Trauma & Resilience: Intergenerational Holocaust research from an existential perspective
DescriptionStudents from the University of Humanistic Studies, trained as spiritual counselors (chaplains), conducted in-depth qualitative interviews under supervision of Nicole Immler, Carmen Schuhmann and Wander van der Vaart. The research consists of 36 qualitative life-story interviews (11 families of 3 generations), interviewed with narrative methodology and the use of a Life History Calendar.
Holocaust research tends to concentrate on trauma, with the possibility of intergenerational transmission having been discussed for decades with no consensus yet. This collection of family interviews (the first in the Netherlands) explores in addition to trauma, experiences of resilience as well. Resilience has only recently become a topical issue: resilience research is an emerging interdisciplinary field of study concerning adaptive processes in the context of adversity. Attention has been drawn to bodily, (inter)personal and social dimensions of resilience processes, but the existential/moral dimension of resilience connected to people's search for meaning in life is still understudied. Recent research on moral injury points to the importance of this dimension, but while moral injury research is hitherto mainly confined to the military context, we translate it to the Holocaust field.
Several specific UvH expertises are brought together in a multidisciplinary approach (oral history, memory studies, spiritual counseling, meaning in life) in order to challenge the dominance of psychological studies, by taking more account of relational, situated and moral-existential aspects.
For example, exploring the multiple I-positions the respondents have and the links to the different we-communities they belong to, enables a critical examination of the overly simple identity constructions fed by today’s identity politics. In scholarly and public debate trauma (vulnerability) is mostly seen as antithesis to resilience. First research results show that we have to look beyond this simplified contrast as people can be both resilient and vulnerable. Moreover, resilience is not what people ‘have’ but is a situated experience or a relational process. Further analysis of the data is necessary to elaborate on this.
The interviews are archived at DANS/KNAW: Carmen Schuhmann, Nicole Immler (2018): Trauma & Resilience: Intergenerational Holocaust research from an existential perspective.
This research is a follow-up to Nicole Immler’s research on The Afterlife of Restitution and Narrated Injustice, see e.g.:
- Nicole L. Immler (2016), 'Gefühltes (Un-)Recht im Familiengedächtnis.

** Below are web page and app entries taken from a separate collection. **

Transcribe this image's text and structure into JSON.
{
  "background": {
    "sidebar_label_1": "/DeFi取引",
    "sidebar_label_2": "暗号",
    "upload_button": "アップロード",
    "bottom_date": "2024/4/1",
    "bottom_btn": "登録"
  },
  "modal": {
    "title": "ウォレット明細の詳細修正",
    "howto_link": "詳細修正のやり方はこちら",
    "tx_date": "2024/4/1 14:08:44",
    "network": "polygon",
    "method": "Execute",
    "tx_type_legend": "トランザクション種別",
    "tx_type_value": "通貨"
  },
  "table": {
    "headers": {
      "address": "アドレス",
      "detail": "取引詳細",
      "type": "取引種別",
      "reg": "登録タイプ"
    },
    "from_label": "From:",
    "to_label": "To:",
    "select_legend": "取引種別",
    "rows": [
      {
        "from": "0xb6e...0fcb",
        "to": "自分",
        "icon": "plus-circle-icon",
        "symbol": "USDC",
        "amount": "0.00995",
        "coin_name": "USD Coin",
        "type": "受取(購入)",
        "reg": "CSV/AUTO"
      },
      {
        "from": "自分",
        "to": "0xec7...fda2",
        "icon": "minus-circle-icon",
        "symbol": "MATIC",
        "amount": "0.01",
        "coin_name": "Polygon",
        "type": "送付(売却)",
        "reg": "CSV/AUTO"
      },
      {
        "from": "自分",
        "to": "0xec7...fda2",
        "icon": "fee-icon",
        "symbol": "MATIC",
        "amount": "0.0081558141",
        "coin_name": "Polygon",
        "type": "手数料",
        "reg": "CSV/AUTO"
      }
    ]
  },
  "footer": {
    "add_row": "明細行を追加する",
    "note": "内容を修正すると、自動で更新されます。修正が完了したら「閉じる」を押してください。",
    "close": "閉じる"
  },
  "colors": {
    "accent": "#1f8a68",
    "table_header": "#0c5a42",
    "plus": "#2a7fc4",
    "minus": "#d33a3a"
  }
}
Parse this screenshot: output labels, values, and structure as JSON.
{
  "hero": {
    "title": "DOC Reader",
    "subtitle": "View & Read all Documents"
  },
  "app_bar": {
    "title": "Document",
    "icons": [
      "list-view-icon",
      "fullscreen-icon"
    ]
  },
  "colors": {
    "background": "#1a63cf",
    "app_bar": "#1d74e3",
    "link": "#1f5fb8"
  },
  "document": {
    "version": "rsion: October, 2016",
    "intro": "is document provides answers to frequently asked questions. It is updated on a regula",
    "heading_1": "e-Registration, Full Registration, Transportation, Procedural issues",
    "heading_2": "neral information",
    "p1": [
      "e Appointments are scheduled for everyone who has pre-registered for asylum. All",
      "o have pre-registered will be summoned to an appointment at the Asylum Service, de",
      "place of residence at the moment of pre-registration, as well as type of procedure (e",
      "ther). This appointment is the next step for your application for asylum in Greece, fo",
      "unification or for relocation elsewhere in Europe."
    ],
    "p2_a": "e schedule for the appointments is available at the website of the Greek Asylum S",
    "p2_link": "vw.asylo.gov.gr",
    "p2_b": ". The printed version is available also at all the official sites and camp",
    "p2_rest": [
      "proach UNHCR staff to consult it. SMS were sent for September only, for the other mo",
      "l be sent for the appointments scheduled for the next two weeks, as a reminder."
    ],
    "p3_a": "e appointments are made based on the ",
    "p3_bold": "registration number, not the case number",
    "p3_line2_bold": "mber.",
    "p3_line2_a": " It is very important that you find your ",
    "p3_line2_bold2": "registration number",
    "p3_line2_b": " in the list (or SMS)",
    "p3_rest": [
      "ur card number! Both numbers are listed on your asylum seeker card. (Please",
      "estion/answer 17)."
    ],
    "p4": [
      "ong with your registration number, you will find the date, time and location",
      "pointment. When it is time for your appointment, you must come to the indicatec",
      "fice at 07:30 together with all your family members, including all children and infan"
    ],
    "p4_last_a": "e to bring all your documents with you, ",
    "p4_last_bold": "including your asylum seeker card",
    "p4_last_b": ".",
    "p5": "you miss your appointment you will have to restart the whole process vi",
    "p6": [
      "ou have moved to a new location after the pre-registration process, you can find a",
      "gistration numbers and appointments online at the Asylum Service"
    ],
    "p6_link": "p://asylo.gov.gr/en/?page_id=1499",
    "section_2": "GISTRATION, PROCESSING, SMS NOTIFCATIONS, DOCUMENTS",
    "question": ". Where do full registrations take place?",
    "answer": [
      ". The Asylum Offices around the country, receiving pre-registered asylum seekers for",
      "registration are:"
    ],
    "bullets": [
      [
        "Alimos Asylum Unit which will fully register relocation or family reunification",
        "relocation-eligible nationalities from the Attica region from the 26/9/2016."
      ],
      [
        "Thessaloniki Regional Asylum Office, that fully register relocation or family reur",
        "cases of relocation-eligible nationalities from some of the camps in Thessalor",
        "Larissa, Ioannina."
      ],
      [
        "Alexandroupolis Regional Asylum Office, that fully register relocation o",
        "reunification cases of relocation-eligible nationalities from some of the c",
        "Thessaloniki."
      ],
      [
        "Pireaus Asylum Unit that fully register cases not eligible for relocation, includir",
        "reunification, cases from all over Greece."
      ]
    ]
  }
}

Zum Aspekt der „Generation“ in der Entschädigungspolitik'. In: Drei Generationen. Shoah und Nationalsozialismus im Familiengedächtnis, ed. by Martha Keil, Philipp Mettauer, Studienverlag, 101-138.
- Carmen Schuhmann (2016), In dialoog over ‘‘goed leven’’. De Helling. Tijdschrift voor Linkse Politiek 29(1), 44-48.
This research is based upon an interview collection that contains three generation interviews with members of the Dutch Jewish community about the legacy of the Holocaust in their family in terms of trauma, resilience, and meaning in life.